  But what if? No one expected the Patriots to ever win a Super Bowl, let alone two. Our rotation was the best in the majors, and we actually had a closer now. Last year’s offense had outslugged the ’27 Yankees. More than any team we’d fielded since ’78 (that wonderful, terrible season), this squad had a bona fide shot. In February, before a single pitch had been thrown, millions of us believed this would be the year.

  This book should reflect the depth of our obsession as well as how quickly the tone of a season changes. To get the emotions while they were fresh, the book is in double diary form. We didn’t chase the team like journalists, looking for total coverage. We just did our best to have a regular Sox-filled summer. For each day or game that we naturally came in contact with the Sox and found something remarkable—from spring training to the very last out—we wrote separate entries or reflections.

  Besides the diary entries, for games or streaks that especially thrilled us or pissed us off (and with the Sox, we didn’t lack for those), we’ve attached spur-of-the-moment e-mail exchanges that show us firmly in the grip of the beast, feeding it.

  In baring our relationship with the Sox, we hope to illuminate readers’ feelings for their own favorite teams. We also hope there’s something funny about owning up to the silliness of obsession yet being unable to break free of it—like Woody Allen or David Foster Wallace being painfully aware of their neuroses even as they navigate situations bound to freak them out. Sox fans are like any anxious sports fans, except we have good reason to be paranoid, so that even an 8–1 laugher against Tampa Bay can turn—in a matter of a couple of base runners, a couple of knuckleheaded pitching changes—into pure torture. And like hardcore followers of any sport, Sox fans are expert at taking a game apart and examining its most intricate components, especially when the worst happens.

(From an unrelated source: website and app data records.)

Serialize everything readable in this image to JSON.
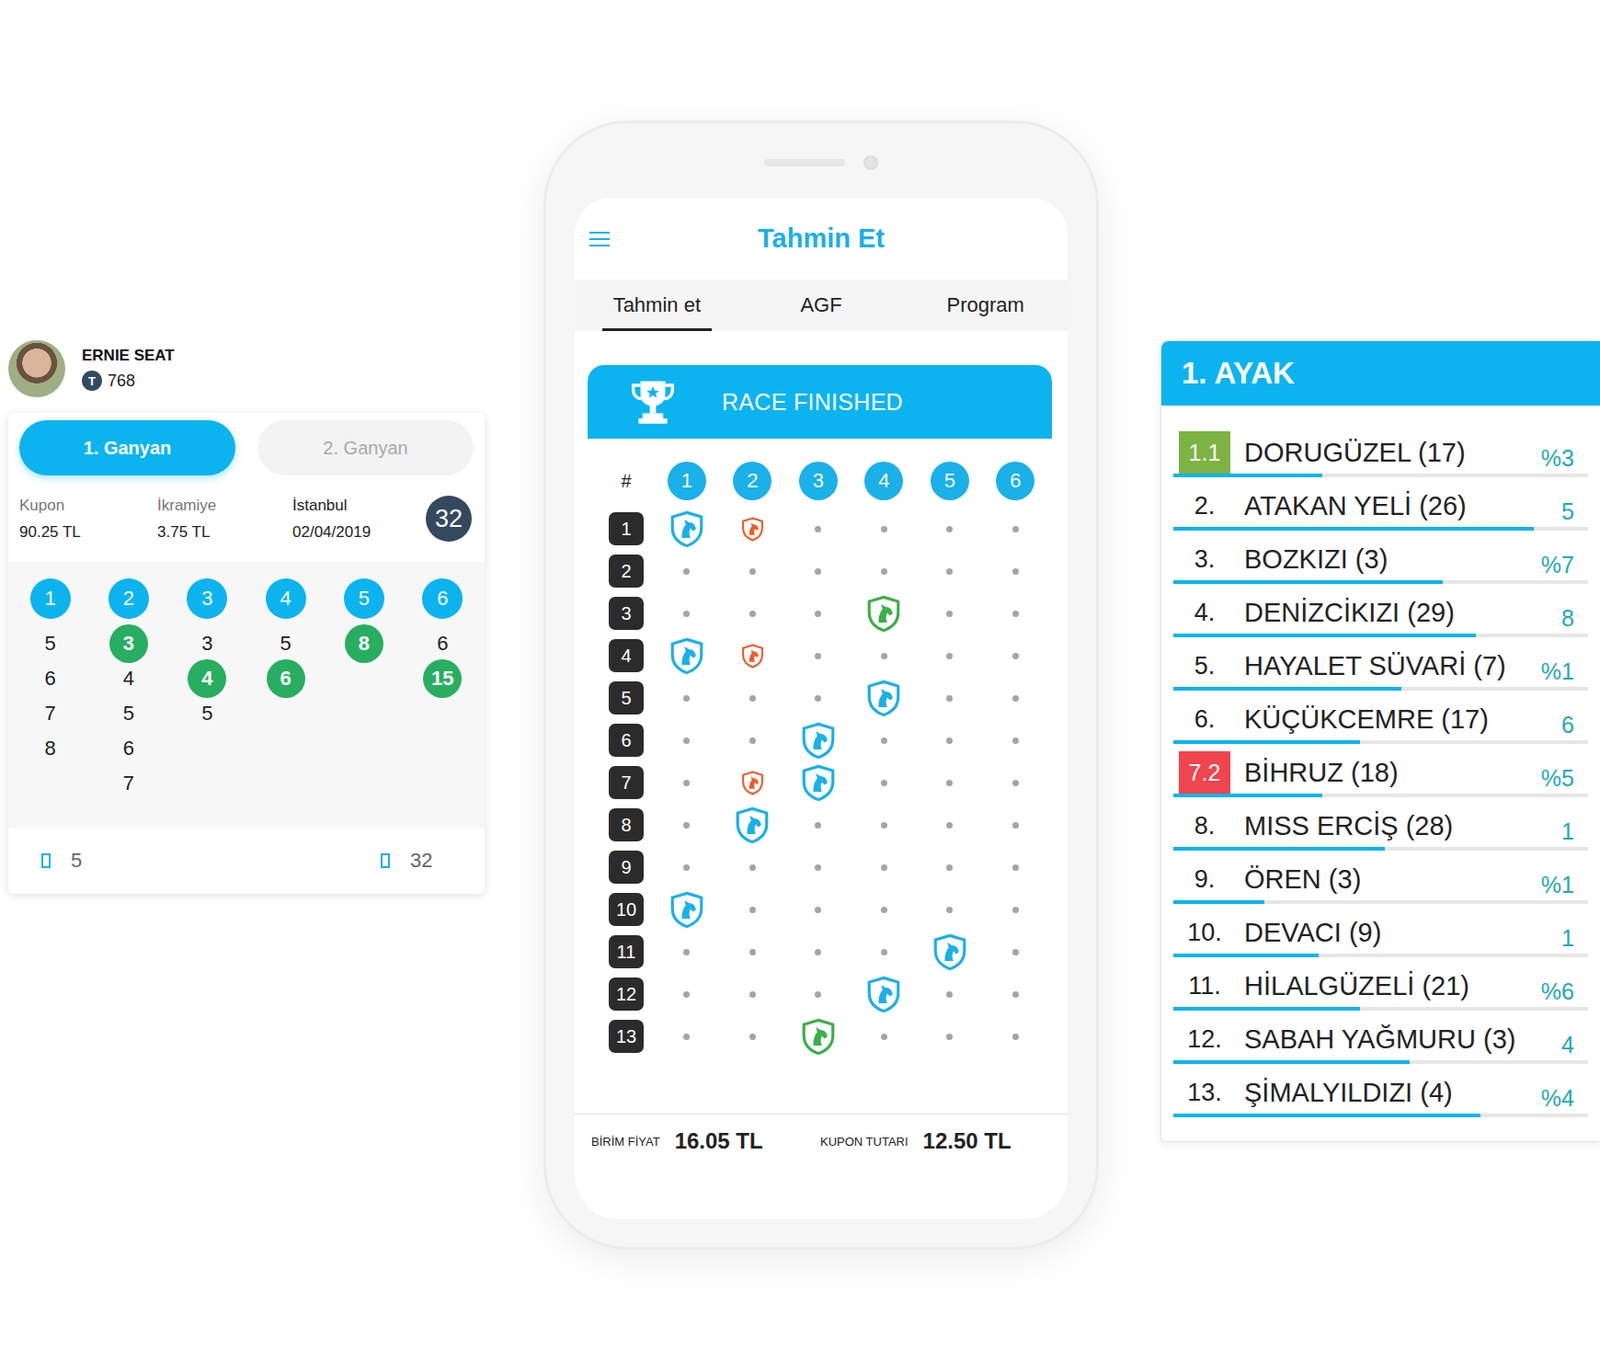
{
  "user": {
    "name": "ERNIE SEAT",
    "token_icon": "T",
    "points": "768"
  },
  "ganyan_tabs": [
    {
      "label": "1. Ganyan",
      "selected": true
    },
    {
      "label": "2. Ganyan",
      "selected": false
    }
  ],
  "coupon_info": [
    {
      "label": "Kupon",
      "value": "90.25 TL"
    },
    {
      "label": "İkramiye",
      "value": "3.75 TL"
    },
    {
      "label": "İstanbul",
      "value": "02/04/2019"
    }
  ],
  "coupon_badge": "32",
  "legs": [
    {
      "header": "1",
      "picks": [
        {
          "num": "5",
          "won": false
        },
        {
          "num": "6",
          "won": false
        },
        {
          "num": "7",
          "won": false
        },
        {
          "num": "8",
          "won": false
        }
      ]
    },
    {
      "header": "2",
      "picks": [
        {
          "num": "3",
          "won": true
        },
        {
          "num": "4",
          "won": false
        },
        {
          "num": "5",
          "won": false
        },
        {
          "num": "6",
          "won": false
        },
        {
          "num": "7",
          "won": false
        }
      ]
    },
    {
      "header": "3",
      "picks": [
        {
          "num": "3",
          "won": false
        },
        {
          "num": "4",
          "won": true
        },
        {
          "num": "5",
          "won": false
        }
      ]
    },
    {
      "header": "4",
      "picks": [
        {
          "num": "5",
          "won": false
        },
        {
          "num": "6",
          "won": true
        }
      ]
    },
    {
      "header": "5",
      "picks": [
        {
          "num": "8",
          "won": true
        }
      ]
    },
    {
      "header": "6",
      "picks": [
        {
          "num": "6",
          "won": false
        },
        {
          "num": "15",
          "won": true
        }
      ]
    }
  ],
  "coupon_footer": [
    {
      "value": "5"
    },
    {
      "value": "32"
    }
  ],
  "phone": {
    "title": "Tahmin Et",
    "tabs": [
      {
        "label": "Tahmin et",
        "selected": true
      },
      {
        "label": "AGF",
        "selected": false
      },
      {
        "label": "Program",
        "selected": false
      }
    ],
    "banner": "RACE FINISHED",
    "grid_corner": "#",
    "columns": [
      "1",
      "2",
      "3",
      "4",
      "5",
      "6"
    ],
    "rows": [
      {
        "num": "1",
        "cells": [
          {
            "kind": "shield",
            "color": "#1ab0e8"
          },
          {
            "kind": "small-shield",
            "color": "#f05a28"
          },
          {
            "kind": "dot"
          },
          {
            "kind": "dot"
          },
          {
            "kind": "dot"
          },
          {
            "kind": "dot"
          }
        ]
      },
      {
        "num": "2",
        "cells": [
          {
            "kind": "dot"
          },
          {
            "kind": "dot"
          },
          {
            "kind": "dot"
          },
          {
            "kind": "dot"
          },
          {
            "kind": "dot"
          },
          {
            "kind": "dot"
          }
        ]
      },
      {
        "num": "3",
        "cells": [
          {
            "kind": "dot"
          },
          {
            "kind": "dot"
          },
          {
            "kind": "dot"
          },
          {
            "kind": "shield",
            "color": "#3cae4a"
          },
          {
            "kind": "dot"
          },
          {
            "kind": "dot"
          }
        ]
      },
      {
        "num": "4",
        "cells": [
          {
            "kind": "shield",
            "color": "#1ab0e8"
          },
          {
            "kind": "small-shield",
            "color": "#f05a28"
          },
          {
            "kind": "dot"
          },
          {
            "kind": "dot"
          },
          {
            "kind": "dot"
          },
          {
            "kind": "dot"
          }
        ]
      },
      {
        "num": "5",
        "cells": [
          {
            "kind": "dot"
          },
          {
            "kind": "dot"
          },
          {
            "kind": "dot"
          },
          {
            "kind": "shield",
            "color": "#1ab0e8"
          },
          {
            "kind": "dot"
          },
          {
            "kind": "dot"
          }
        ]
      },
      {
        "num": "6",
        "cells": [
          {
            "kind": "dot"
          },
          {
            "kind": "dot"
          },
          {
            "kind": "shield",
            "color": "#1ab0e8"
          },
          {
            "kind": "dot"
          },
          {
            "kind": "dot"
          },
          {
            "kind": "dot"
          }
        ]
      },
      {
        "num": "7",
        "cells": [
          {
            "kind": "dot"
          },
          {
            "kind": "small-shield",
            "color": "#f05a28"
          },
          {
            "kind": "shield",
            "color": "#1ab0e8"
          },
          {
            "kind": "dot"
          },
          {
            "kind": "dot"
          },
          {
            "kind": "dot"
          }
        ]
      },
      {
        "num": "8",
        "cells": [
          {
            "kind": "dot"
          },
          {
            "kind": "shield",
            "color": "#1ab0e8"
          },
          {
            "kind": "dot"
          },
          {
            "kind": "dot"
          },
          {
            "kind": "dot"
          },
          {
            "kind": "dot"
          }
        ]
      },
      {
        "num": "9",
        "cells": [
          {
            "kind": "dot"
          },
          {
            "kind": "dot"
          },
          {
            "kind": "dot"
          },
          {
            "kind": "dot"
          },
          {
            "kind": "dot"
          },
          {
            "kind": "dot"
          }
        ]
      },
      {
        "num": "10",
        "cells": [
          {
            "kind": "shield",
            "color": "#1ab0e8"
          },
          {
            "kind": "dot"
          },
          {
            "kind": "dot"
          },
          {
            "kind": "dot"
          },
          {
            "kind": "dot"
          },
          {
            "kind": "dot"
          }
        ]
      },
      {
        "num": "11",
        "cells": [
          {
            "kind": "dot"
          },
          {
            "kind": "dot"
          },
          {
            "kind": "dot"
          },
          {
            "kind": "dot"
          },
          {
            "kind": "shield",
            "color": "#1ab0e8"
          },
          {
            "kind": "dot"
          }
        ]
      },
      {
        "num": "12",
        "cells": [
          {
            "kind": "dot"
          },
          {
            "kind": "dot"
          },
          {
            "kind": "dot"
          },
          {
            "kind": "shield",
            "color": "#1ab0e8"
          },
          {
            "kind": "dot"
          },
          {
            "kind": "dot"
          }
        ]
      },
      {
        "num": "13",
        "cells": [
          {
            "kind": "dot"
          },
          {
            "kind": "dot"
          },
          {
            "kind": "shield",
            "color": "#3cae4a"
          },
          {
            "kind": "dot"
          },
          {
            "kind": "dot"
          },
          {
            "kind": "dot"
          }
        ]
      }
    ],
    "footer": [
      {
        "label": "BİRİM FİYAT",
        "value": "16.05 TL"
      },
      {
        "label": "KUPON TUTARI",
        "value": "12.50 TL"
      }
    ]
  },
  "leg_panel": {
    "title": "1. AYAK",
    "horses": [
      {
        "kind": "badge",
        "rank": "1.1",
        "color": "#7cb342",
        "name": "DORUGÜZEL (17)",
        "value": "%3",
        "level": 0.36
      },
      {
        "kind": "plain",
        "rank": "2.",
        "name": "ATAKAN YELİ (26)",
        "value": "5",
        "level": 0.87
      },
      {
        "kind": "plain",
        "rank": "3.",
        "name": "BOZKIZI (3)",
        "value": "%7",
        "level": 0.65
      },
      {
        "kind": "plain",
        "rank": "4.",
        "name": "DENİZCİKIZI (29)",
        "value": "8",
        "level": 0.73
      },
      {
        "kind": "plain",
        "rank": "5.",
        "name": "HAYALET SÜVARİ (7)",
        "value": "%1",
        "level": 0.55
      },
      {
        "kind": "plain",
        "rank": "6.",
        "name": "KÜÇÜKCEMRE (17)",
        "value": "6",
        "level": 0.45
      },
      {
        "kind": "badge",
        "rank": "7.2",
        "color": "#f0444f",
        "name": "BİHRUZ (18)",
        "value": "%5",
        "level": 0.36
      },
      {
        "kind": "plain",
        "rank": "8.",
        "name": "MISS ERCİŞ (28)",
        "value": "1",
        "level": 0.51
      },
      {
        "kind": "plain",
        "rank": "9.",
        "name": "ÖREN (3)",
        "value": "%1",
        "level": 0.22
      },
      {
        "kind": "plain",
        "rank": "10.",
        "name": "DEVACI (9)",
        "value": "1",
        "level": 0.35
      },
      {
        "kind": "plain",
        "rank": "11.",
        "name": "HİLALGÜZELİ (21)",
        "value": "%6",
        "level": 0.45
      },
      {
        "kind": "plain",
        "rank": "12.",
        "name": "SABAH YAĞMURU (3)",
        "value": "4",
        "level": 0.57
      },
      {
        "kind": "plain",
        "rank": "13.",
        "name": "ŞİMALYILDIZI (4)",
        "value": "%4",
        "level": 0.74
      }
    ]
  }
}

  We knew all of this coming into the 2004 season, and yet, for all the heartbreak, there we were again, psyched that Tommy Brady and the Pats might show up on Opening Day the way they did i
n 2002. Fenway was sold out for the season, and ticket prices on eBay were through the roof. The Sox and Yanks were both stocked and talking smack, from the front office down to the scalpers. The waiting was over—finally, it was next year.

  Stewart O’Nan,

  February 29th, 2004

  Spring Training


  February 21st

  After the Schilling acquisition, and during the A-Rod negotiations, I felt distinctly weird…out of kilter as a Red Sox fan. I started to think, “I’m going to come back to a team of superhero strangers wearing Red Sox uniforms. Who are these guys?” It was a dreamlike feeling, both pleasant and unpleasant…like getting gas at the dentist and knowing it’s going to hurt like almighty hell later on. Then the A-Rod deal fell through—the same old Red Sox problem: lots of cash, just not quite enough cash. And the Yankees got him. And the tabloids gloated. And even the New York Times, that supposedly staid gray lady, got in a crack; the Yankees, one of their columnists said, continued to show the Red Sox how to win, winter and summer. That was when the unpleasant dreamlike feeling burst, and I woke up to real life, smelling not the coffee but the peanuts and Cracker Jacks: Ah yes, screwed again. Hello, world, I’m a Red Sox fan. For better or worse, I’m a Red Sox fan, and I’ve just been screwed again. Same as it ever was. So bring on the Yankees, and may Alex Rodriguez bat .240.

  We’re going to spring training, the whole family. It’s a surprise, my birthday present, a long weekend in Fort Myers. I’ve always wanted to go, ever since I was a kid in Pittsburgh listening to the Bucs warm up in sunny Bradenton. Trudy says she’s sick of listening to me yap about it, so here it is, a folder with the plane tickets, the hotel reservations, the rental-car agreement. We can’t afford it, but I can’t say that.